Amy Dunne disappears from her Carthage, Missouri, home on her fifth anniversary. Amy is the namesake of the little girl in a series of Amazing Amy books her psychologist parents have been writing since she was small. Amy, too, majored in psychology and used her degree to write magazine quizzes. However, both she and her journalist husband Nick lost their jobs in Manhattan. They moved to Nick's home town to help care for his aging (divorced) and ill parents. Nick and his twin sister Margo buy a bar with the last of the money in Amy's trust fund.
Not surprisingly, Nick and Amy's marriage is in trouble when she disappears, and this rather quickly leads to his being considered the prime suspect. As layers of secrets are revealed, the story takes many turns that I do not want to reveal for the sake of people planning to read the book.
The first section of the book is told in alternating chapters--Nick's story from the day that his wife goes missing, and Amy's story as told through her diary entries from several years ago to shortly before her disappearance. Later, the diary drops away and the alternating chapters are told from Amy's perspective--but still days or weeks behind the observations in Nick's chapter.

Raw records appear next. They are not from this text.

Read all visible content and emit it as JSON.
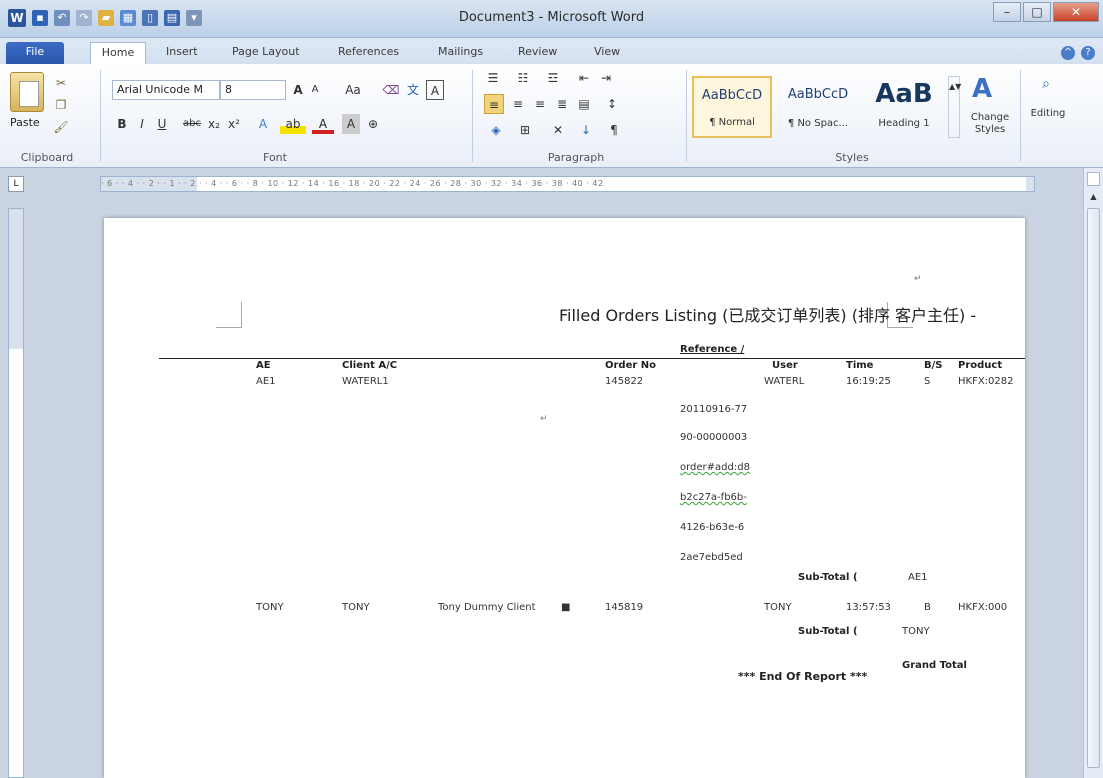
{
  "window": {
    "title": "Document3 - Microsoft Word"
  },
  "tabs": [
    "File",
    "Home",
    "Insert",
    "Page Layout",
    "References",
    "Mailings",
    "Review",
    "View"
  ],
  "ribbon": {
    "clipboard": {
      "paste_label": "Paste",
      "group_label": "Clipboard"
    },
    "font": {
      "font_name": "Arial Unicode M",
      "font_size": "8",
      "group_label": "Font",
      "bold": "B",
      "italic": "I",
      "underline": "U",
      "strike": "abc",
      "sub": "x₂",
      "sup": "x²",
      "grow": "A",
      "shrink": "A",
      "case": "Aa"
    },
    "paragraph": {
      "group_label": "Paragraph"
    },
    "styles": {
      "group_label": "Styles",
      "items": [
        {
          "sample": "AaBbCcD",
          "name": "¶ Normal"
        },
        {
          "sample": "AaBbCcD",
          "name": "¶ No Spac..."
        },
        {
          "sample": "AaB",
          "name": "Heading 1"
        }
      ],
      "change_styles": "Change Styles"
    },
    "editing": {
      "label": "Editing"
    }
  },
  "ruler": {
    "marks": "· 6 · · 4 · · 2 · · 1 · · 2 · · 4 · · 6 · · 8 · 10 · 12 · 14 · 16 · 18 · 20 · 22 · 24 · 26 · 28 · 30 · 32 · 34 · 36 · 38 · 40 · 42"
  },
  "document": {
    "title": "Filled Orders Listing (已成交订单列表) (排序  客户主任)  -",
    "reference_header": "Reference /",
    "columns": [
      "AE",
      "Client A/C",
      "Order No",
      "User",
      "Time",
      "B/S",
      "Product"
    ],
    "row1": {
      "ae": "AE1",
      "client": "WATERL1",
      "order": "145822",
      "user": "WATERL",
      "time": "16:19:25",
      "bs": "S",
      "product": "HKFX:0282"
    },
    "reference_lines": [
      "20110916-77",
      "90-00000003",
      "order#add:d8",
      "b2c27a-fb6b-",
      "4126-b63e-6",
      "2ae7ebd5ed"
    ],
    "subtotal1": {
      "label": "Sub-Total (",
      "value": "AE1"
    },
    "row2": {
      "ae": "TONY",
      "client": "TONY",
      "name": "Tony Dummy Client",
      "flag": "■",
      "order": "145819",
      "user": "TONY",
      "time": "13:57:53",
      "bs": "B",
      "product": "HKFX:000"
    },
    "subtotal2": {
      "label": "Sub-Total (",
      "value": "TONY"
    },
    "grand_total": "Grand Total",
    "end_of_report": "*** End Of Report ***"
  }
}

The story is quite creepy and the clever and intricate structure keeps the reader's attention. Unfortunately, both Nick and Amy are unlikable characters, so there is really no one to root for as events draw to a head. While mysteries/thrillers generally involve a variety of unsavory folks, I guess I prefer to have at least one character who is sympathetic. But if you like psychological suspense and don't care whether you can like any of the characters, then this book is for you!
I used to see men--friends, coworkers, strangers--giddy over these awful pretender women, and I'd want to sit these men down and calmly say: You are not dating a woman, you are dating a woman who has watched too many movies written by socially awkward men who'd like to believe that this kind of woman exists and might kiss them.
I remember always being baffled by other children. I would be at a birthday party and watch the other kids giggling and making faces, and I would try to do that too, but I wouldn't understand why. I would sit there with the tight elastic thread of the birthday hat parting the pudge of my underchin, with the grainy frosting of the cake bluing my teeth, and I would try to figure out why it was fun.